Recorded information

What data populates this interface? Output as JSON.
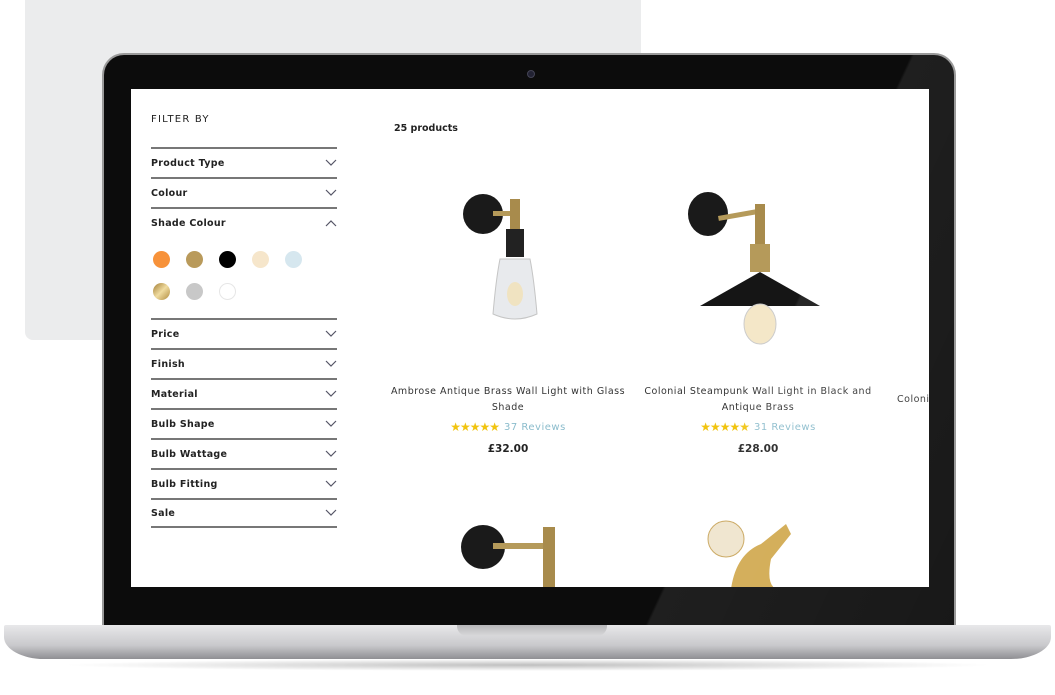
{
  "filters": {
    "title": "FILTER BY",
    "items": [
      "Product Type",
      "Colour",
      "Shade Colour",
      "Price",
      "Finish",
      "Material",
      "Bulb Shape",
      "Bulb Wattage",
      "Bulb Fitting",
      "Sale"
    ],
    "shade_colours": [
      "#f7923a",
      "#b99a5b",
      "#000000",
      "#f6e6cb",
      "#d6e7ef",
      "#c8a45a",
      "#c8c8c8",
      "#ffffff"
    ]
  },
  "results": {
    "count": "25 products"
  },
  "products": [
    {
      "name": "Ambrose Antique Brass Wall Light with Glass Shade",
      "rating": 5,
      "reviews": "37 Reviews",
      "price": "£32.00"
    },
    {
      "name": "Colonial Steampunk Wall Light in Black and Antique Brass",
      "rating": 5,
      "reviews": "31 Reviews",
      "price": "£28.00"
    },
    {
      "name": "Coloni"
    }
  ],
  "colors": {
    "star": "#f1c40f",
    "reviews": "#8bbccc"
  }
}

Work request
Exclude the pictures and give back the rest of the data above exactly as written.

Solution to this task
What data populates this interface? Output as JSON.
{
  "filters": {
    "title": "FILTER BY",
    "items": [
      "Product Type",
      "Colour",
      "Shade Colour",
      "Price",
      "Finish",
      "Material",
      "Bulb Shape",
      "Bulb Wattage",
      "Bulb Fitting",
      "Sale"
    ],
    "shade_colours": [
      "#f7923a",
      "#b99a5b",
      "#000000",
      "#f6e6cb",
      "#d6e7ef",
      "#c8a45a",
      "#c8c8c8",
      "#ffffff"
    ]
  },
  "results": {
    "count": "25 products"
  },
  "products": [
    {
      "name": "Ambrose Antique Brass Wall Light with Glass Shade",
      "rating": 5,
      "reviews": "37 Reviews",
      "price": "£32.00"
    },
    {
      "name": "Colonial Steampunk Wall Light in Black and Antique Brass",
      "rating": 5,
      "reviews": "31 Reviews",
      "price": "£28.00"
    },
    {
      "name": "Coloni"
    }
  ],
  "colors": {
    "star": "#f1c40f",
    "reviews": "#8bbccc"
  }
}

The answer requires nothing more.